Top of Task inputs
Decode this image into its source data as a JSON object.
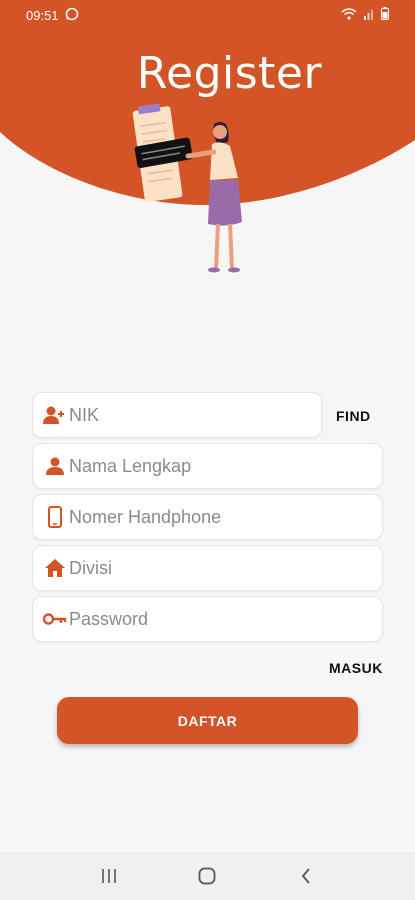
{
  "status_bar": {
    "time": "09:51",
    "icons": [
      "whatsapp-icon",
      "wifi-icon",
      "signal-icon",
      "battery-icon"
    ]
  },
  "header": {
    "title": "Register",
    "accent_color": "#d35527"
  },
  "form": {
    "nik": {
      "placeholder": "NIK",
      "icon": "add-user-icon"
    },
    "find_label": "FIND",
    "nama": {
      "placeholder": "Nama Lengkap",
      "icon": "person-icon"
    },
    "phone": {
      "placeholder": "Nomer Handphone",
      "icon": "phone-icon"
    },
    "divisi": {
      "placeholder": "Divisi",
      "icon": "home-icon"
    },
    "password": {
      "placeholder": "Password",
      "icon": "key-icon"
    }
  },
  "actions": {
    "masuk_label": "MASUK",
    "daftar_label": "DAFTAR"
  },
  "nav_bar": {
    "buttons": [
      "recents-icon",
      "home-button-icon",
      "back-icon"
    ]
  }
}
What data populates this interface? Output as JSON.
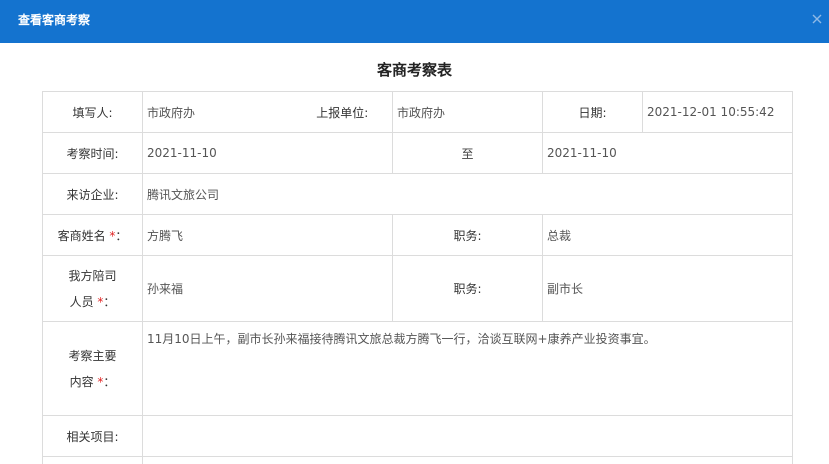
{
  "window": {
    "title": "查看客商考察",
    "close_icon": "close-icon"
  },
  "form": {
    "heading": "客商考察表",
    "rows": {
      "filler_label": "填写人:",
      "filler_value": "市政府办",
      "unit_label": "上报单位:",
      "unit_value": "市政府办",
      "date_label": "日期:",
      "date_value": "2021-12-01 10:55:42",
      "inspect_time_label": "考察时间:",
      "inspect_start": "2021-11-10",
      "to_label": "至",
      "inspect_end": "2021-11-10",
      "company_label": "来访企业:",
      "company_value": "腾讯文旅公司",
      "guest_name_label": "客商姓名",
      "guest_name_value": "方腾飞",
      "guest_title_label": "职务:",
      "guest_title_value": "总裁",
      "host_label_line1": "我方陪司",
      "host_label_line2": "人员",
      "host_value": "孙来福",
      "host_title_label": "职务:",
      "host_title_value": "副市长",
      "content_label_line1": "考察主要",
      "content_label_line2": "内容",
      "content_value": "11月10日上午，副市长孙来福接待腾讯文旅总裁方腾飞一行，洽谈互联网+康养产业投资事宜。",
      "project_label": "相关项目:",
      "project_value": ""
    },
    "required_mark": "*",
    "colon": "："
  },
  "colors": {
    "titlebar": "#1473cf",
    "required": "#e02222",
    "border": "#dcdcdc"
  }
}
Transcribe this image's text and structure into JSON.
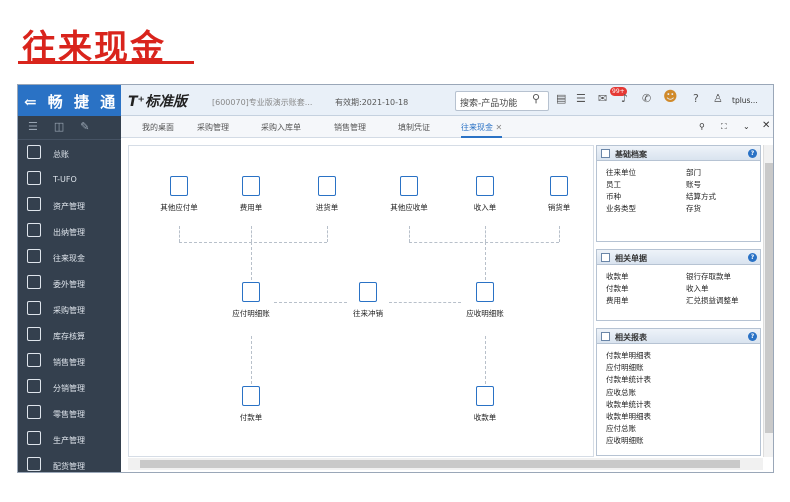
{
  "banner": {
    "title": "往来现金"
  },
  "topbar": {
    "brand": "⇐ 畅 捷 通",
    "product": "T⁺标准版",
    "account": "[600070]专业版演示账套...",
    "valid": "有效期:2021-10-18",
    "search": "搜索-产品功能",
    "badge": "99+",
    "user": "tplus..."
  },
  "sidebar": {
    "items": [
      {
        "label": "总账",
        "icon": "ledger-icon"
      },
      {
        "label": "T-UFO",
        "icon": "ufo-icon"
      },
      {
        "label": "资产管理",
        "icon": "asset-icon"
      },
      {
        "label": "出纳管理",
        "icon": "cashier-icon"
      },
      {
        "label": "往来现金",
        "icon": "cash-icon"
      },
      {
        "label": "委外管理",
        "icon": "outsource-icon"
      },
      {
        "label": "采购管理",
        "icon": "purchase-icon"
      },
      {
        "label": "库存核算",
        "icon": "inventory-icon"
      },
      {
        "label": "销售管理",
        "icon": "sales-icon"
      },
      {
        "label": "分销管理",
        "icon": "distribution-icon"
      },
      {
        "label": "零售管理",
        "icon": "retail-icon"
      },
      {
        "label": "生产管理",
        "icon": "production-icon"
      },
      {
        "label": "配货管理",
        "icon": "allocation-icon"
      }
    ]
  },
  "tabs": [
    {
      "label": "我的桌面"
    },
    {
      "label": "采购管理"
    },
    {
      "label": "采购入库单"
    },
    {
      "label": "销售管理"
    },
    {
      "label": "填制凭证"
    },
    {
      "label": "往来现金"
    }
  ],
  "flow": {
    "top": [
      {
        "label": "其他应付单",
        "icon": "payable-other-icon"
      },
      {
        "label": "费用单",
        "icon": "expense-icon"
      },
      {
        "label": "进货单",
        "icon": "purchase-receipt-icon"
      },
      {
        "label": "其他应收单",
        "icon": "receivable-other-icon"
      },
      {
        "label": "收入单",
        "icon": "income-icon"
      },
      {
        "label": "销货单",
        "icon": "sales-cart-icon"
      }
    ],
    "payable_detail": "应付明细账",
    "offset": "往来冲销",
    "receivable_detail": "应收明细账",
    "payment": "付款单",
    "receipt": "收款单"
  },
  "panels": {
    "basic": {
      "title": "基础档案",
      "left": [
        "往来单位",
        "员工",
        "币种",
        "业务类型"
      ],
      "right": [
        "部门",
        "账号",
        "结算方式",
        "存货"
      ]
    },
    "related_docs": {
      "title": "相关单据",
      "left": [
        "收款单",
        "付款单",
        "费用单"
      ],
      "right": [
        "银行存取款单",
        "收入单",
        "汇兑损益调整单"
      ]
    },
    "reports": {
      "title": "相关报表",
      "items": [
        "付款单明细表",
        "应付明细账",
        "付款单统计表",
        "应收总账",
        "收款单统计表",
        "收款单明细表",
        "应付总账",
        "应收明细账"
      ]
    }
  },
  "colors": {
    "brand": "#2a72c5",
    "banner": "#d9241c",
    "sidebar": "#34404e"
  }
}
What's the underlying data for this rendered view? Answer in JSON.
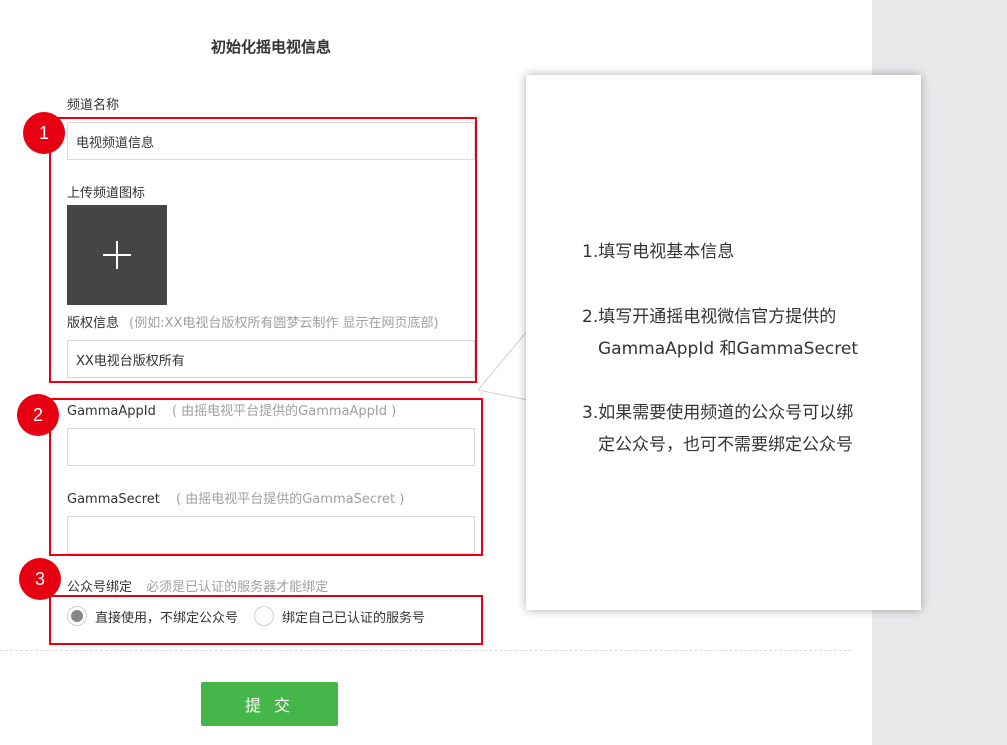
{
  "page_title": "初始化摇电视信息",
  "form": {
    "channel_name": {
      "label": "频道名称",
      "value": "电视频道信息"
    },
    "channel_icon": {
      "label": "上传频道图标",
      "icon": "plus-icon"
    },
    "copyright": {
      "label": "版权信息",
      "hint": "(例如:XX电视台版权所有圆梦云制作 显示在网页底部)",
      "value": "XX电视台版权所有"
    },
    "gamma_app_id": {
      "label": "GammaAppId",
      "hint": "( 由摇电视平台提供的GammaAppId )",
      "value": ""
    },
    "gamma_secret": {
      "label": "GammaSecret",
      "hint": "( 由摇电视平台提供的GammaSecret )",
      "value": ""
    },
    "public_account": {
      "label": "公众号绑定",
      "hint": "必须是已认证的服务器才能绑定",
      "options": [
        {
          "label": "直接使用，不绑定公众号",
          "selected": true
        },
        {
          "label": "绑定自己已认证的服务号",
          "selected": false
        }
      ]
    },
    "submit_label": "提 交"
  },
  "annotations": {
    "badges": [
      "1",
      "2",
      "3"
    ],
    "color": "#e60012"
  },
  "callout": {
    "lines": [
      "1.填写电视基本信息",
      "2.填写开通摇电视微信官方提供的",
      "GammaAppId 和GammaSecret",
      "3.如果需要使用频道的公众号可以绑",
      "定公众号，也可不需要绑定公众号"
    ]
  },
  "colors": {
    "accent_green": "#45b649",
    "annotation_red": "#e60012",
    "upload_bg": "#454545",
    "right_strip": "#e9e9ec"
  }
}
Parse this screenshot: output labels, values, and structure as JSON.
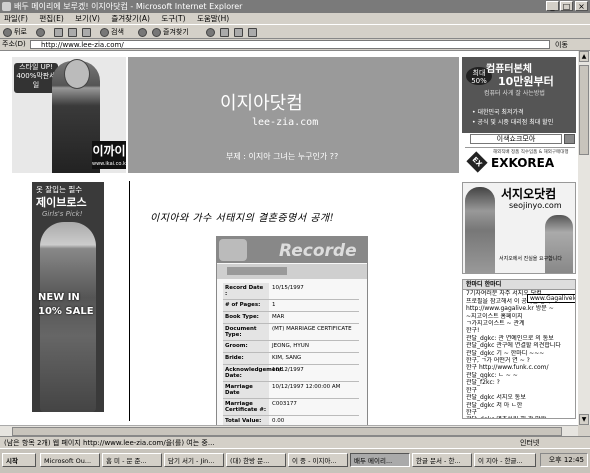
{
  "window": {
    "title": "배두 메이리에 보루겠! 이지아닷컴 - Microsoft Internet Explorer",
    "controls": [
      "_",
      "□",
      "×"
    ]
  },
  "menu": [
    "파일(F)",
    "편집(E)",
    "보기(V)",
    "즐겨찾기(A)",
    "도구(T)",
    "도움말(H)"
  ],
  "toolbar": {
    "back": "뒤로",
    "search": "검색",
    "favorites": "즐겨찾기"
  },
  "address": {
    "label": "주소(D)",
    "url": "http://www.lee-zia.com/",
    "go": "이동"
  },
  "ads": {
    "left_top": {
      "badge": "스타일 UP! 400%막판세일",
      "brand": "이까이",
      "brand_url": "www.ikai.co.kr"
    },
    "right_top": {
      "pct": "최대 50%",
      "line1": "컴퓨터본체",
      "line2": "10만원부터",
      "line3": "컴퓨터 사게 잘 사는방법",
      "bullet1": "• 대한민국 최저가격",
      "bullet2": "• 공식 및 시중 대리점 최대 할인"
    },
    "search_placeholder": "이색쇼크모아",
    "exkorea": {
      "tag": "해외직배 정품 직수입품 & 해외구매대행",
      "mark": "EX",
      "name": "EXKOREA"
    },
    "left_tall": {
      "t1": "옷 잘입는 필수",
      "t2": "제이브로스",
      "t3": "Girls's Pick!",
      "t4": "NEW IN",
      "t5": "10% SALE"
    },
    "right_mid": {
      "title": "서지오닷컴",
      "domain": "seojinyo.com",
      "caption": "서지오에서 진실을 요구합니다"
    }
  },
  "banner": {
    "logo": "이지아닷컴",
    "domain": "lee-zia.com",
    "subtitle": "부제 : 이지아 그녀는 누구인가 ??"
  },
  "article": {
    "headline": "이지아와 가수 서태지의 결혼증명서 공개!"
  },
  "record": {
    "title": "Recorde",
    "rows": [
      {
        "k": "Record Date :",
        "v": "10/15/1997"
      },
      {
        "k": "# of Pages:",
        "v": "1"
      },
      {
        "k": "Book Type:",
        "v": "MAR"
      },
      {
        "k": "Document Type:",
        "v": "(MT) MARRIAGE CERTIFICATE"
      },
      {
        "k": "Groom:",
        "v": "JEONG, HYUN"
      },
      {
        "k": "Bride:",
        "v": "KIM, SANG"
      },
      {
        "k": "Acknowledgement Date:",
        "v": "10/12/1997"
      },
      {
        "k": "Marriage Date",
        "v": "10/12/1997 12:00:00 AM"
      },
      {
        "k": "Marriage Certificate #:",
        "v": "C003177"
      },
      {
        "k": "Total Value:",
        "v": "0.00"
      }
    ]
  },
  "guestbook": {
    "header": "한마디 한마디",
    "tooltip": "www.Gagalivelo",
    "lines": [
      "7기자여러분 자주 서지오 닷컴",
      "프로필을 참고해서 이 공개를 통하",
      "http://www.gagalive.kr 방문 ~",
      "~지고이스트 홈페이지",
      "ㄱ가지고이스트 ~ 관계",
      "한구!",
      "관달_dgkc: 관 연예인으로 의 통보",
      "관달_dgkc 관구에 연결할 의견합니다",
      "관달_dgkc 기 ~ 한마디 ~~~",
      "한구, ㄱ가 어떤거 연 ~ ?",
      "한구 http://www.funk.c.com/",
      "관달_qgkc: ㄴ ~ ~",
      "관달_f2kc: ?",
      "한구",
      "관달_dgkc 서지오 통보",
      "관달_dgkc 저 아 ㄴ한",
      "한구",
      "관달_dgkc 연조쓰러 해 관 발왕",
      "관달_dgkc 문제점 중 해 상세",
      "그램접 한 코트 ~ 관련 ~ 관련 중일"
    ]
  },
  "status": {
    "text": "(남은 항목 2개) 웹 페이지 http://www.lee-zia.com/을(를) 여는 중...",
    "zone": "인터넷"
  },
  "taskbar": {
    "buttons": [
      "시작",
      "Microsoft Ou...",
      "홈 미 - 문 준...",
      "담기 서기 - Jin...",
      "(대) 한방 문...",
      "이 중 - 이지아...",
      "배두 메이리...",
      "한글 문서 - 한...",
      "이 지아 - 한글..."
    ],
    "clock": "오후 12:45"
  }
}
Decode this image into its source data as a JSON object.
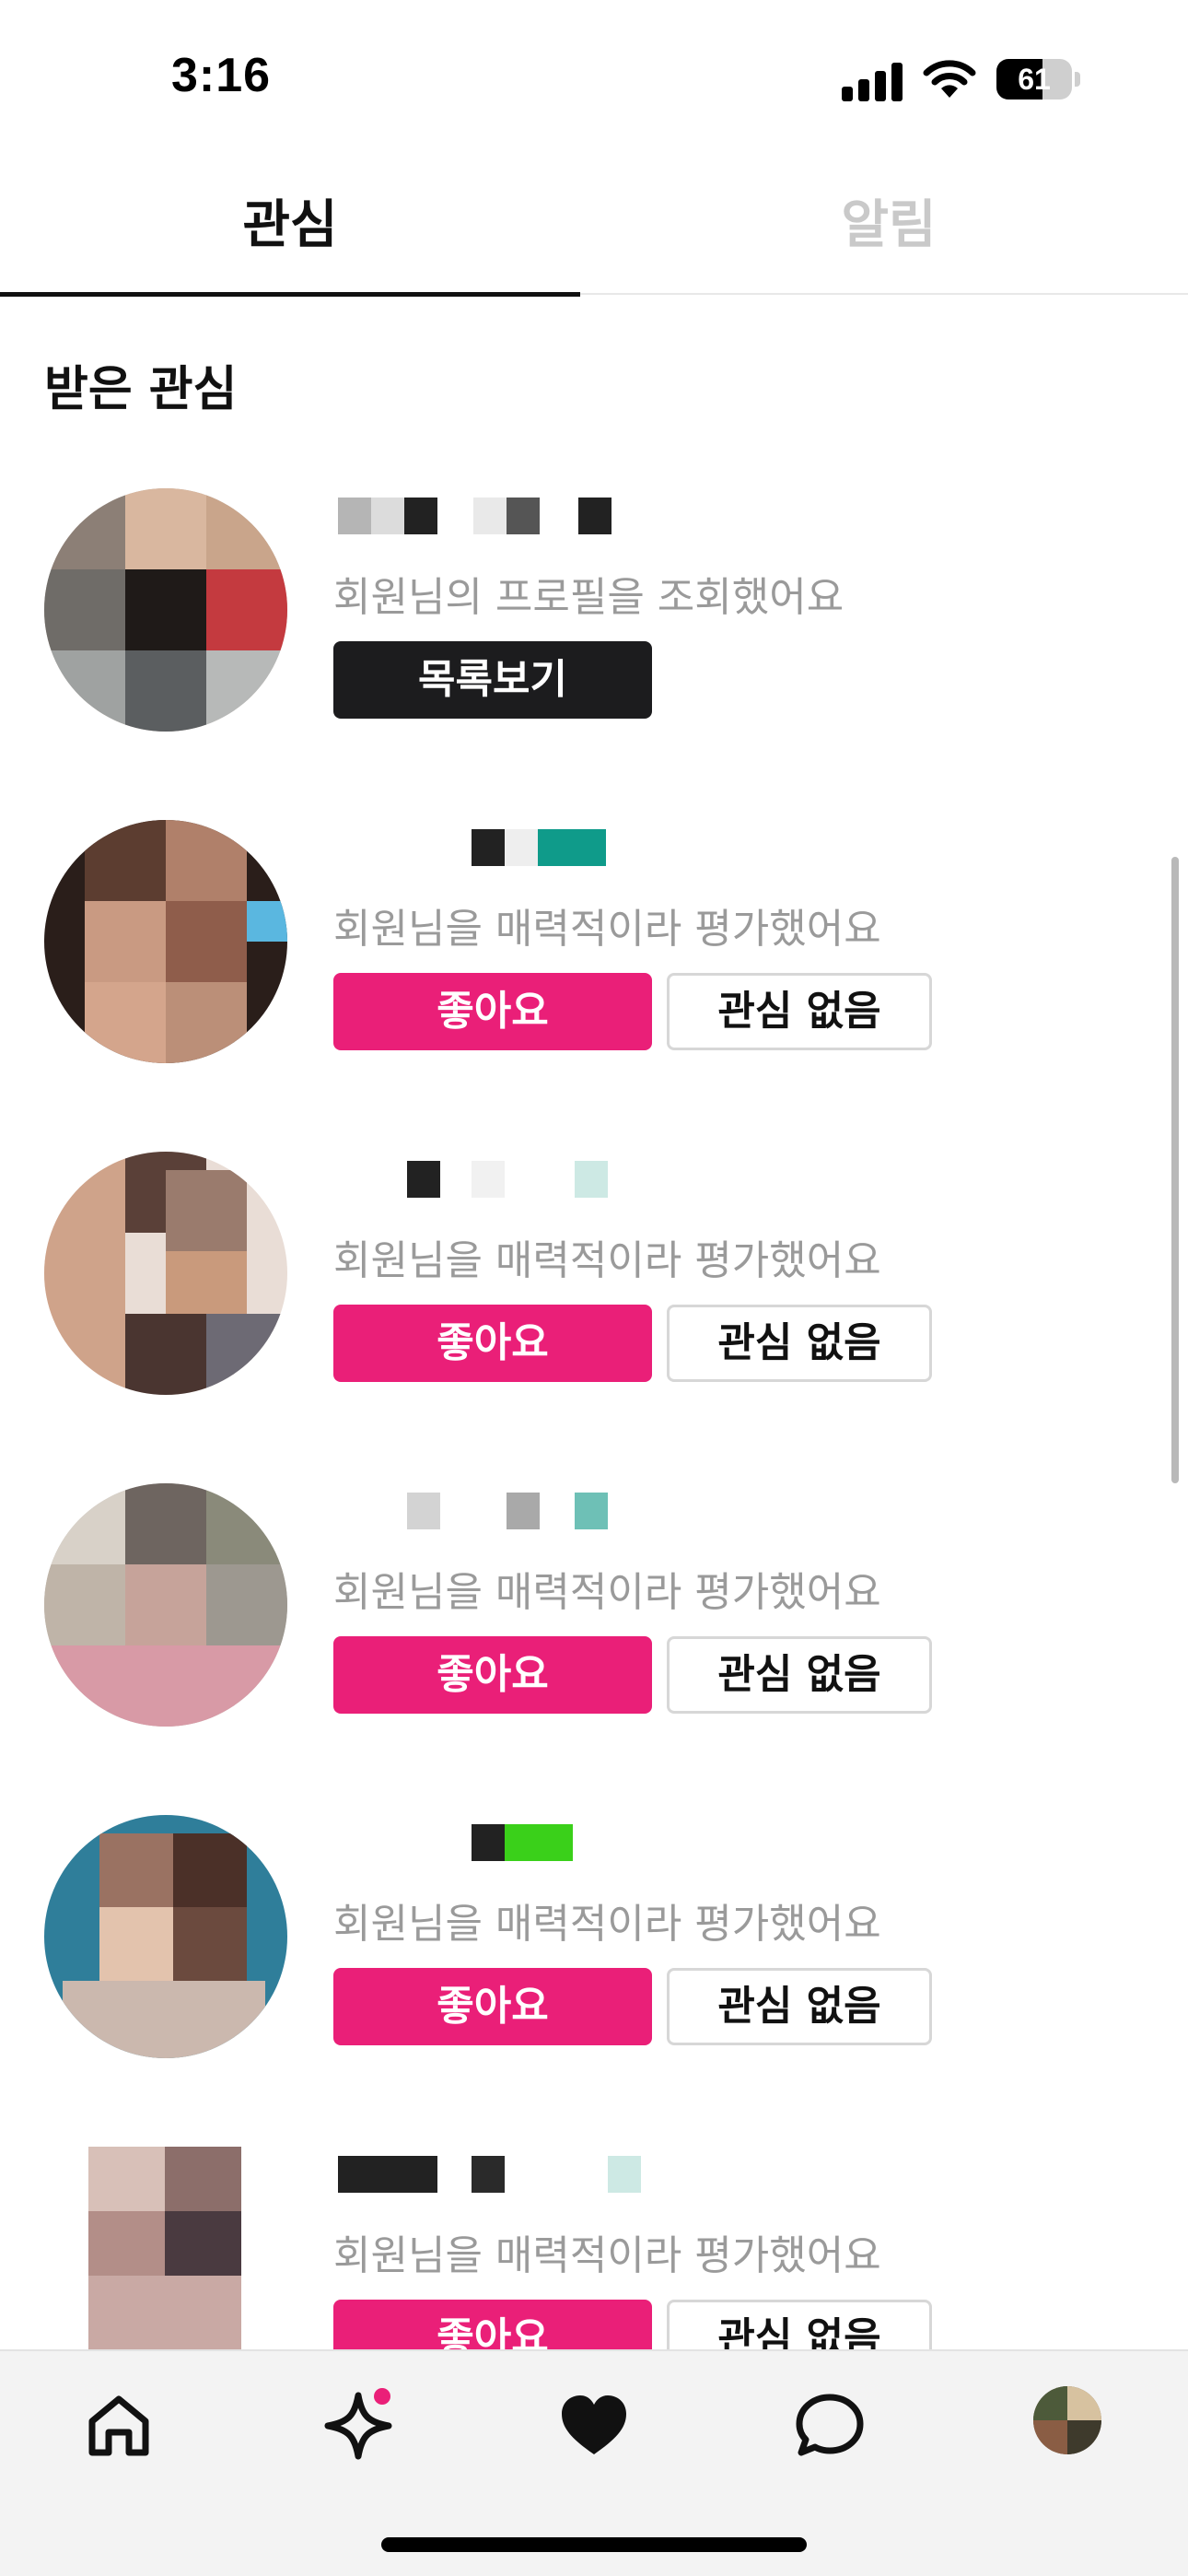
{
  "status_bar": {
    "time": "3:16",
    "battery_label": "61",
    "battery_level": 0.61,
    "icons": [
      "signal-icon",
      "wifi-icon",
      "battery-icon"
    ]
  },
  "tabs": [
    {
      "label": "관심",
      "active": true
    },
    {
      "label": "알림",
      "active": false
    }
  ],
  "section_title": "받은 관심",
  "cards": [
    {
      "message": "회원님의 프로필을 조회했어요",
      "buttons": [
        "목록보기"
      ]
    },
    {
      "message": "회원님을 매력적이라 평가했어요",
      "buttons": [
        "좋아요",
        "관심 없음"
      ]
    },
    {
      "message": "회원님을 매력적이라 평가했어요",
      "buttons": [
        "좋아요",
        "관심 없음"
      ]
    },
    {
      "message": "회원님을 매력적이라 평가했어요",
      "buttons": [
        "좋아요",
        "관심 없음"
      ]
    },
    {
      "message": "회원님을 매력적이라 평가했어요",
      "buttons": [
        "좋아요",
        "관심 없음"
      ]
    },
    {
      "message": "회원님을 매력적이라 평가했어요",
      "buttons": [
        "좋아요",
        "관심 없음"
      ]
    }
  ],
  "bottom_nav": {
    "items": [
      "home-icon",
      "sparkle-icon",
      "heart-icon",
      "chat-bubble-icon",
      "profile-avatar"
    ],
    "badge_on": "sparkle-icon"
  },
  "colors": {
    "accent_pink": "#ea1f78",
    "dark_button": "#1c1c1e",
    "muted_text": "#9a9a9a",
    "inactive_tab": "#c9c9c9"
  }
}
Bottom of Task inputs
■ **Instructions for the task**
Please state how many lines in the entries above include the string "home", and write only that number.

■ **Answer**
3